My brothers and I are really shocked by her terror of a place that holds so many great memories for her. My mum says: “My flat in Electric Avenue is a place where even the smallest nook and cranny has happy memories. But now I can’t bear to be there“. Electric Avenue is a place my mother loves so much, and has been her home for so very long. But this incessant noise has made it unsafe for her to come back here. It is devastating for all of us.

Pollution protest on the Brixton Road

Sorry … But we had to act over the deadly pollution in Brixton

Local resident Jemima Hartshorn, founder of Mums for Lungs, explains why she joined others to block Brixton Road last month.

Pollution protest on the Brixton Road

First of all, I would like to say sorry to anyone who was trying to get home on Brixton Road at 6pm on Thursday, 14 September. As part of a group who closed the road for a few minutes to raise awareness of air pollution, we knew that we would not endear ourselves to all commuters.

Still, I was shaken when a woman came up to shout at us that we were stopping her from getting home to her children. Maybe it was the wrong thing to do. But many of us also use the Brixton Road regularly – taking our children to school or childcare – and we are desperate to do something about it. That’s what motivated me to set up the campaign group Mums for Lungs, and why we joined with Stop Killing Londoners to hold a Road Block Disco outside Brixton Underground Station.

If you walk or cycle down Brixton Road, you will know that the pollution is noticeable. One parent at the event told me that she could smell it when she opened the windows at home. This is not just one of the most polluted roads in London, it’s one of the most polluted roads in Europe, having reached the legal annual limit of toxic nitrogen dioxide within the first five days of 2017.

And that pollution is deadly: 9,500 Londoners die prematurely each year because of it. It is affecting children and their growing lungs the most, with children growing up in polluted areas like Brixton developing asthma and stunted cognitive development. Studies show that their lungs are 10 per cent smaller than those of children who grow up in areas with cleaner air. Yet the government is doing nothing.

Stop Killing Londoners protest. Young women with umbrella slogansEnvironment secretary Michael Gove recently unveiled a plan to tackle the issue, after the Conservatives were ordered by a court to improve their weak initial proposals. But while some of this sounded radical – banning diesel and petrol cars by 2040, for example – it will do nothing to help Londoners for 23 years. There was no offer to pay drivers to replace the diesel cars that they were encouraged to buy for environmental reasons (we now know that diesel creates the most harmful NOx, especially in traffic). And there was no legislation for clean air zones.

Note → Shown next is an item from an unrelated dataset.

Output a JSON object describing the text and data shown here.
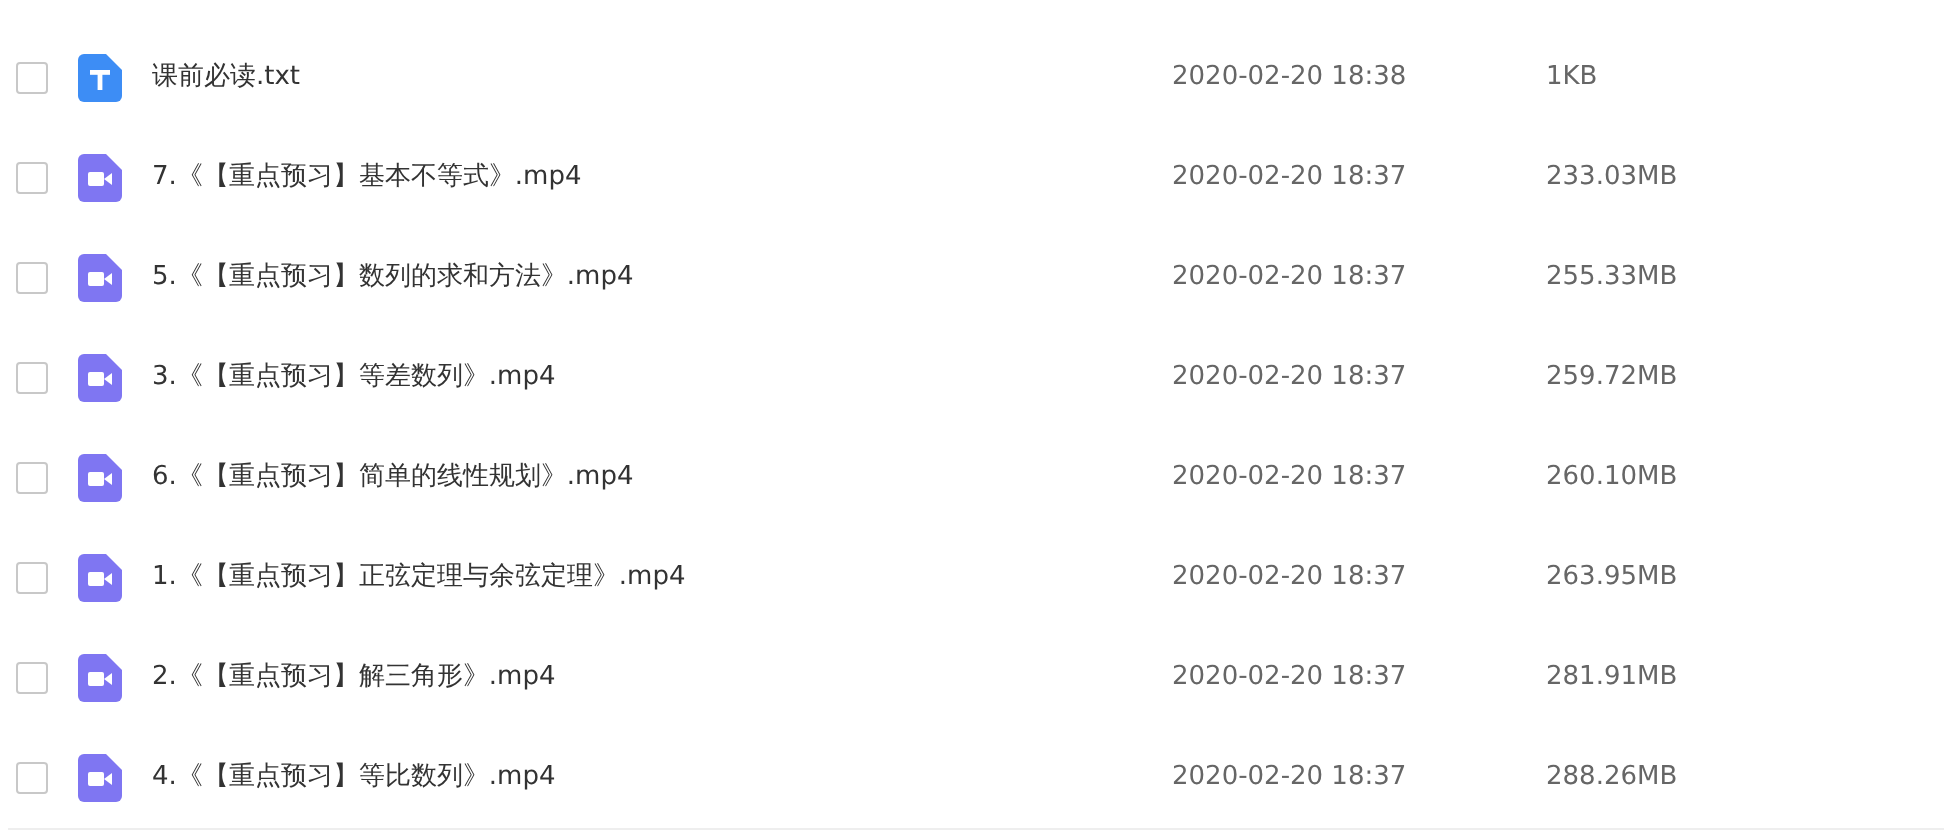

At a local level the Mayor of London Sadiq Khan’s target is to ensure safe pollution levels by 2030. That is far too late for our babies, who may suffer reduced lung capacity for life. His plan also extends well beyond his own term, with no guarantee that future mayors will implement it. If this was the responsibility of a private company, it would have been shut down.

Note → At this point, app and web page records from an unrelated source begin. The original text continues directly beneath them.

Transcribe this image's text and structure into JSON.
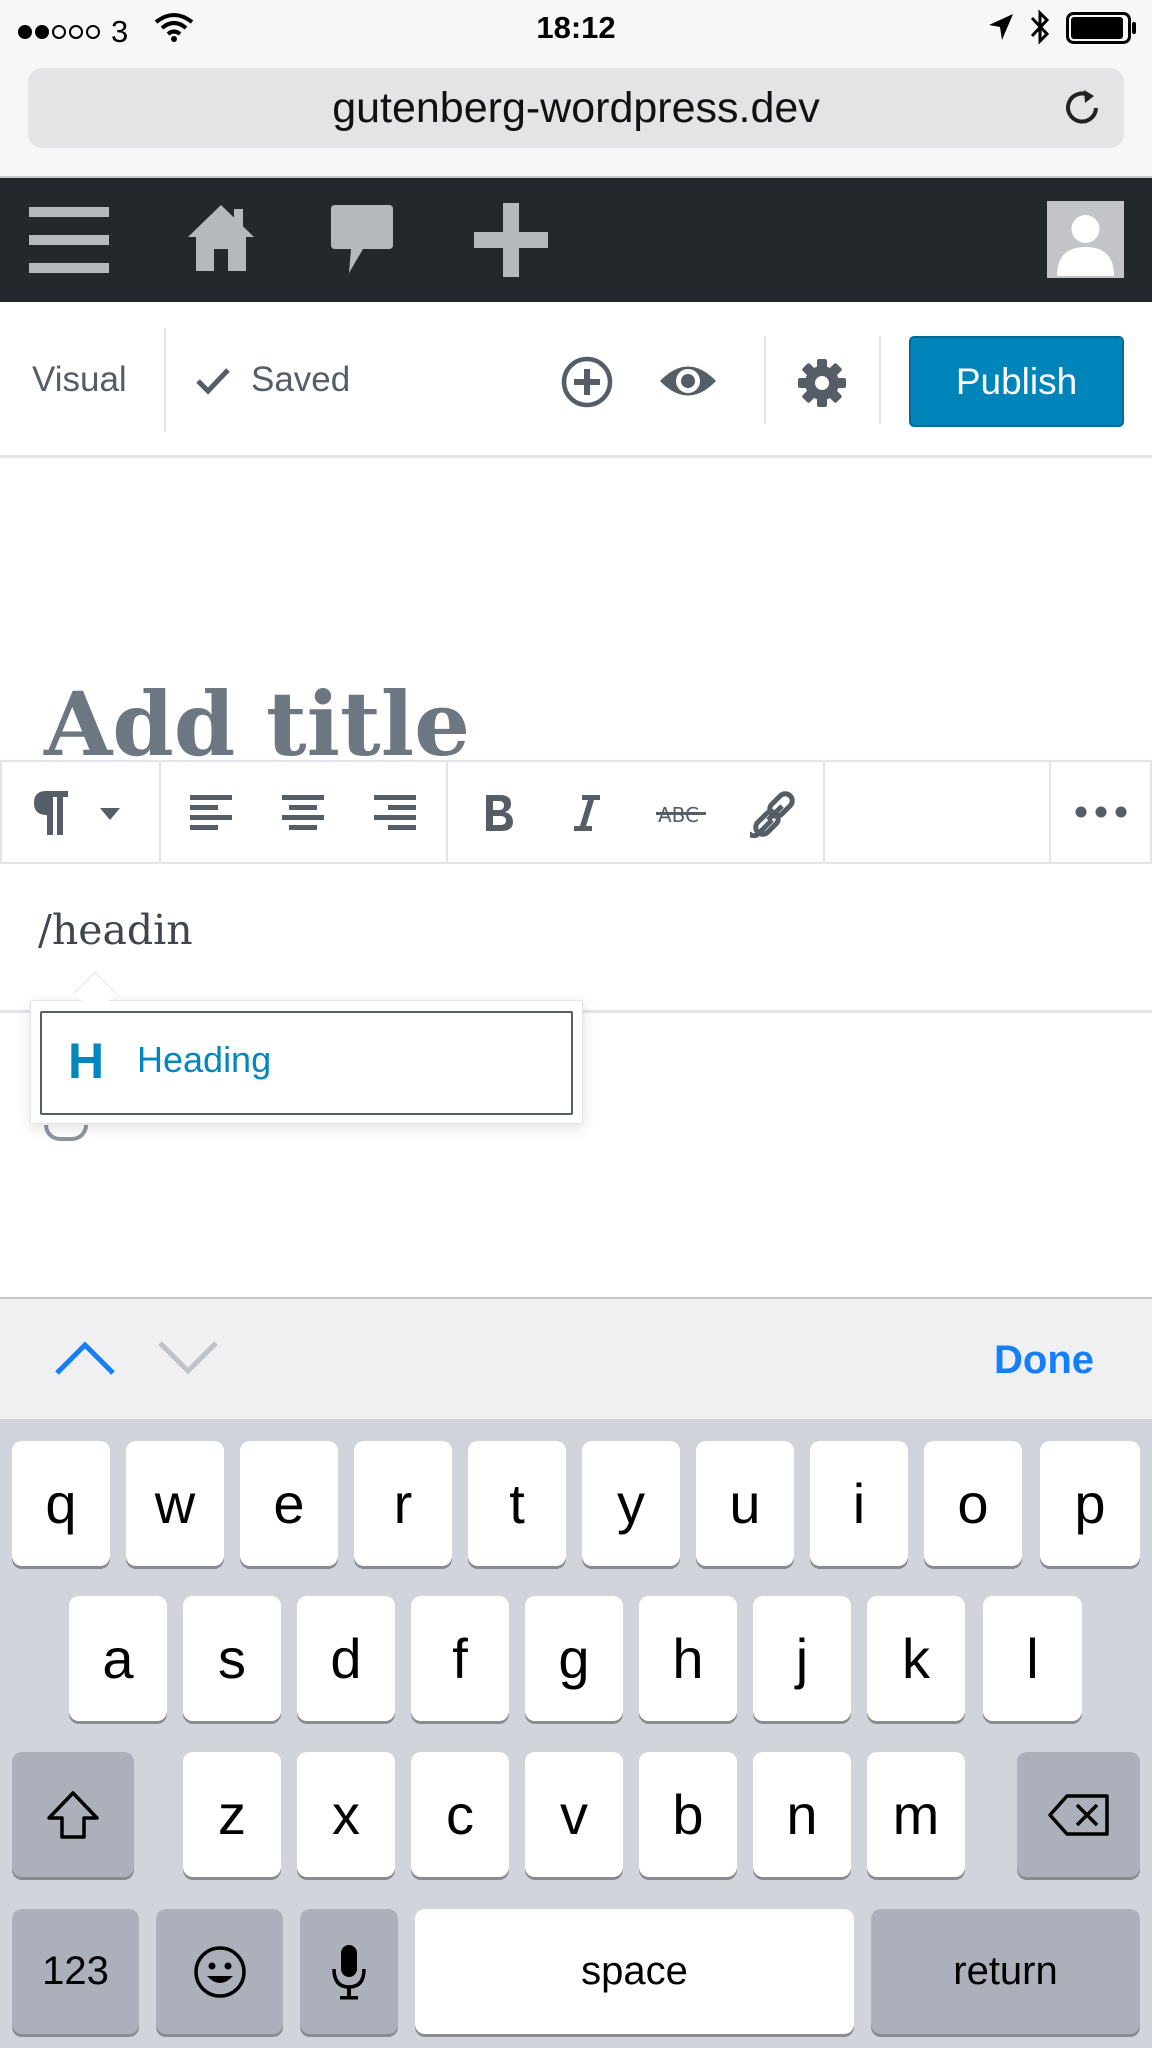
{
  "status_bar": {
    "carrier": "3",
    "time": "18:12"
  },
  "browser": {
    "url": "gutenberg-wordpress.dev"
  },
  "admin_bar": {
    "icons": [
      "menu-icon",
      "home-icon",
      "comments-icon",
      "add-new-icon",
      "avatar"
    ]
  },
  "editor_header": {
    "mode_label": "Visual",
    "saved_label": "Saved",
    "publish_label": "Publish"
  },
  "editor": {
    "title_placeholder": "Add title",
    "paragraph_text": "/headin"
  },
  "autocomplete": {
    "items": [
      {
        "icon_text": "H",
        "label": "Heading"
      }
    ]
  },
  "keyboard_accessory": {
    "done_label": "Done"
  },
  "keyboard": {
    "row1": [
      "q",
      "w",
      "e",
      "r",
      "t",
      "y",
      "u",
      "i",
      "o",
      "p"
    ],
    "row2": [
      "a",
      "s",
      "d",
      "f",
      "g",
      "h",
      "j",
      "k",
      "l"
    ],
    "row3": [
      "z",
      "x",
      "c",
      "v",
      "b",
      "n",
      "m"
    ],
    "numbers_label": "123",
    "space_label": "space",
    "return_label": "return"
  },
  "colors": {
    "admin_bar_bg": "#23282d",
    "publish_bg": "#0085ba",
    "link_blue": "#0087be",
    "ios_blue": "#157efb"
  }
}
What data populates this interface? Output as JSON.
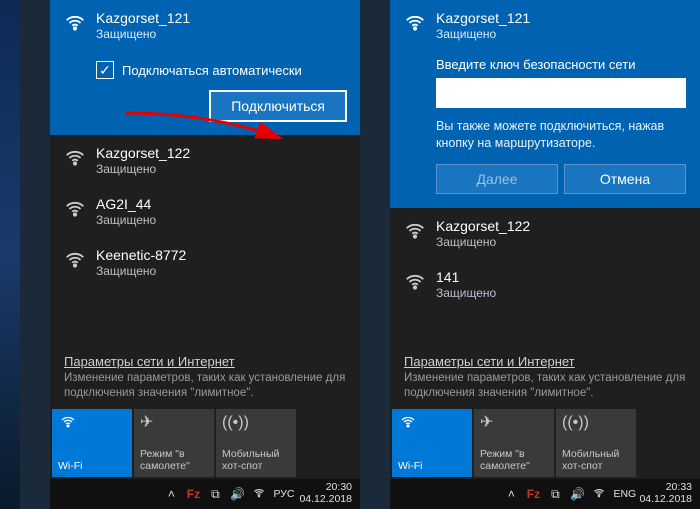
{
  "left": {
    "selected": {
      "name": "Kazgorset_121",
      "status": "Защищено",
      "auto_label": "Подключаться автоматически",
      "connect": "Подключиться"
    },
    "others": [
      {
        "name": "Kazgorset_122",
        "status": "Защищено"
      },
      {
        "name": "AG2I_44",
        "status": "Защищено"
      },
      {
        "name": "Keenetic-8772",
        "status": "Защищено"
      }
    ],
    "settings_link": "Параметры сети и Интернет",
    "settings_sub": "Изменение параметров, таких как установление для подключения значения \"лимитное\".",
    "tiles": {
      "wifi": "Wi-Fi",
      "airplane": "Режим \"в самолете\"",
      "hotspot": "Мобильный хот-спот"
    },
    "tray": {
      "lang": "РУС",
      "time": "20:30",
      "date": "04.12.2018"
    }
  },
  "right": {
    "selected": {
      "name": "Kazgorset_121",
      "status": "Защищено",
      "pwd_label": "Введите ключ безопасности сети",
      "hint": "Вы также можете подключиться, нажав кнопку на маршрутизаторе.",
      "next": "Далее",
      "cancel": "Отмена"
    },
    "others": [
      {
        "name": "Kazgorset_122",
        "status": "Защищено"
      },
      {
        "name": "141",
        "status": "Защищено"
      }
    ],
    "settings_link": "Параметры сети и Интернет",
    "settings_sub": "Изменение параметров, таких как установление для подключения значения \"лимитное\".",
    "tiles": {
      "wifi": "Wi-Fi",
      "airplane": "Режим \"в самолете\"",
      "hotspot": "Мобильный хот-спот"
    },
    "tray": {
      "lang": "ENG",
      "time": "20:33",
      "date": "04.12.2018"
    }
  }
}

Governments have known for years that traffic pollution is killing people and groups like Friends of the Earth, Greenpeace and Client Earth have been campaigning to get them to do more about it. Yet still they have not taken action. As citizens, we can write letters (and at Mums for Lungs we urge everyone who cares about this issue to email to register their concerns).

We can vote for parties that take a stronger line. But, in the short term, none of these “obedient” methods will stop congestion on Brixton Road at peak times. Would we block the road again? It’s a valid point that stopping traffic increases pollution, and perhaps we didn’t win over many commuters on that September day. For these reasons, we will not be holding regular road block discos in Brixton.

To those who were inconvenienced, I can only say sorry again – and hope that you understand this was an action to raise awareness among all road users that driving in London kills Londoners. To get involved with Mums for Lungs, visit our Facebook page.